3. An acoustical signal generator as defined in claim 1 wherein said fluidic oscillator means comprises an edge tone resonator oscillator means.

4. An acoustical signal generator as defined in claim 3 wherein said edge tone resonator-oscillator means comprises a resonant chamber having a wall member positioned in the path of the fluid jet passing through said nozzle means to produce said fluid vibration signal.

5. An acoustical signal generator as defined in claim 4 wherein said chamber is cylindrical.

6. An acoustical signal generator as defined in claim 4 wherein said resonant chamber further comprises an 7 electrical transducer responsive to the fluid vibration signal to produce an electrical signal proportional thereto.

7. An acoustical signal generator as defined in claim 1 wherein:

a. said nozzle means comprises two nozzles formed in the nose of said missile, and b. said edge tone resonator-oscillator means comprises two edge tone resonator-oscillators each responsive to the fluid jet passing through a different one of said two nozzles. 8. An acoustical signal generator as defined in claim I wherein said nozzle means comprises four nozzles spaced apart so that four corresponding fluid jets each impinge upon a different edge of said edge tone frequency resonator-oscillator means.
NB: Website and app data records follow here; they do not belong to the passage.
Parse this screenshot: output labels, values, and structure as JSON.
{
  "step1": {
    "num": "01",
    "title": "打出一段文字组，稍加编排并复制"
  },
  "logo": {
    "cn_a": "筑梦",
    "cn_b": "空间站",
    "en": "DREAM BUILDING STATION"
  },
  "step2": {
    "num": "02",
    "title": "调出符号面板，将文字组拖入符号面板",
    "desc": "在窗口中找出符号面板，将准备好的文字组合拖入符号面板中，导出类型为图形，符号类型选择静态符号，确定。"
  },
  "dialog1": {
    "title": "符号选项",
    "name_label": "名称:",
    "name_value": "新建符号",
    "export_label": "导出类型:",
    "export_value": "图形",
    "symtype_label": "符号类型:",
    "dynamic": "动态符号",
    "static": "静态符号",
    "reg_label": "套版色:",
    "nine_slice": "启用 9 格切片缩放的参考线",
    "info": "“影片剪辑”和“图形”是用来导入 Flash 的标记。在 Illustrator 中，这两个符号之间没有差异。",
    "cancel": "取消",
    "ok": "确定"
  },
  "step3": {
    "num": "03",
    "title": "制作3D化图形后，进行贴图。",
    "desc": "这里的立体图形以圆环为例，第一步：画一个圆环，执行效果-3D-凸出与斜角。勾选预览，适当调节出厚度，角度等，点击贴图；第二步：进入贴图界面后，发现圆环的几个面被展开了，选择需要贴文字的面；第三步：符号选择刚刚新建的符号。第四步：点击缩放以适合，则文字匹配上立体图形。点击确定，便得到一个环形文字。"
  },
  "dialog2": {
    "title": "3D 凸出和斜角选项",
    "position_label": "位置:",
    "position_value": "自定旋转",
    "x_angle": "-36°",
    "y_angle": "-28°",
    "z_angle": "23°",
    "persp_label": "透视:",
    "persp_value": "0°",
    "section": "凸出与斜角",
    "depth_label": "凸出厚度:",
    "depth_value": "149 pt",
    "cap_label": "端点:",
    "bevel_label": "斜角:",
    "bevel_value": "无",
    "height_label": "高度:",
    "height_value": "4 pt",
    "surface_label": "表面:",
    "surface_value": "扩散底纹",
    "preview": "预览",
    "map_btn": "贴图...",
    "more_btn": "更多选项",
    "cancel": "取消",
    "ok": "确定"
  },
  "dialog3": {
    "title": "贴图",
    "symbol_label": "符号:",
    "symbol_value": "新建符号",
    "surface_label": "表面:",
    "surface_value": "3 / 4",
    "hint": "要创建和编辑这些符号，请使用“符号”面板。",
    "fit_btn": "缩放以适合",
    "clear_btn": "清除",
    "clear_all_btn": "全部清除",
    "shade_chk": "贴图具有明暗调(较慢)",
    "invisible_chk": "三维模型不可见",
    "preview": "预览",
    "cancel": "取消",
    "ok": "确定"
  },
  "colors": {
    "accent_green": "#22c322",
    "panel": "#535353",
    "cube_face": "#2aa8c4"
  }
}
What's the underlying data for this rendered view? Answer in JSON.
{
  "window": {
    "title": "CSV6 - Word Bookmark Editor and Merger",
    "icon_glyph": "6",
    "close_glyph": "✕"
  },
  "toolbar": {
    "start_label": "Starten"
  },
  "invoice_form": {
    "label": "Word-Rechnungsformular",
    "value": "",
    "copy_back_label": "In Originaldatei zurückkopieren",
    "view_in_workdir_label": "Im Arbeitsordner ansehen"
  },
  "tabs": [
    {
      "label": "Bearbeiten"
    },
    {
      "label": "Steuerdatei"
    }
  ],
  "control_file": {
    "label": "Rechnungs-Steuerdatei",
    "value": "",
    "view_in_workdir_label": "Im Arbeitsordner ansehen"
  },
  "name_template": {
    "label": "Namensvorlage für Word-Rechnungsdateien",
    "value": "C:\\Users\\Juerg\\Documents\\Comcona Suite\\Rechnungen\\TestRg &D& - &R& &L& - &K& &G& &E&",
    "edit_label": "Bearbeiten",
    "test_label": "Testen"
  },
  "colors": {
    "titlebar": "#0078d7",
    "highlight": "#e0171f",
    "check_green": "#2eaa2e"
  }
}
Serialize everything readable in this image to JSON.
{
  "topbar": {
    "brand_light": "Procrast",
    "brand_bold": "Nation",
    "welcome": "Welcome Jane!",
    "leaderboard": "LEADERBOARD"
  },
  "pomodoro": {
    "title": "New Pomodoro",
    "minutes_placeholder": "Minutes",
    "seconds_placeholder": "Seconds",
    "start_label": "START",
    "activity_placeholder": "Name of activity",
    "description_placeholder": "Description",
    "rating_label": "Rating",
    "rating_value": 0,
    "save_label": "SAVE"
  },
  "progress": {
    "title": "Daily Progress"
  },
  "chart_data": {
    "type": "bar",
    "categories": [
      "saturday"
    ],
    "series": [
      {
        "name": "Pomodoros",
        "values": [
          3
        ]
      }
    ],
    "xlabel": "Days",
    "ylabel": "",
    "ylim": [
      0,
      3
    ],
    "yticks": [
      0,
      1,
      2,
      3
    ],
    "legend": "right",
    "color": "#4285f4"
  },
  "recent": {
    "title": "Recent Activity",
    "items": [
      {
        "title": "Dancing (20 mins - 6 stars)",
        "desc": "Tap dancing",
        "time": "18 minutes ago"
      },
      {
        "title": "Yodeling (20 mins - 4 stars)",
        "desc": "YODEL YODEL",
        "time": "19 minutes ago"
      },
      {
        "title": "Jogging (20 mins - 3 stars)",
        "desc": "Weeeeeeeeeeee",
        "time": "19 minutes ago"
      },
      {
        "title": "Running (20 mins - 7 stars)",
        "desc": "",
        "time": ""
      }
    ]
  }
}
9. An acoustical signal generator as defined in claim 8 wherein said edge tone resonator-oscillator means comprises four individual edge tone resonatoroscillators each responsive to the fluid jet passing through a different one of said four nozzles.

Patent Citations
Cited PatentFiling datePublication dateApplicantTitle
US2895063 *Jan 19, 1951Jul 14, 1959Morris George VAir driven reed electric generator
US3229638 *Jul 31, 1964Jan 18, 1966Bob NorrisAir-launch environmental safing device
US3271596 *Nov 12, 1963Sep 6, 1966Boeing CoElectromechanical transducers
US3362332 *Nov 2, 1966Jan 9, 1968Army UsaResonator system as a safety and arming device
Referenced by
Citing PatentFiling datePublication dateApplicantTitle
US4275658 *Oct 12, 1979Jun 30, 1981The United States Of America As Represented By The Secretary Of The ArmySafing and arming signature for fuzes
US4503774 *May 2, 1983Mar 12, 1985The United States Of America As Represented By The Secretary Of The ArmySelf-regulating air driven power supply
US7231874 *Sep 5, 2002Jun 19, 2007Omnitek Partners LlcPower supplies for projectiles and other devices
US7392733 *Sep 20, 2004Jul 1, 2008The United States Of America As Represented By The Secretary Of The NavyHigh resolution projectile based targeting system
US7696673Feb 8, 2007Apr 13, 2010Dmitriy YavidPiezoelectric generators, motor and transformers
Classifications
U.S. Classification102/207, 102/224
International ClassificationF42C15/29, F42C15/00
Cooperative ClassificationF42C15/29
European ClassificationF42C15/29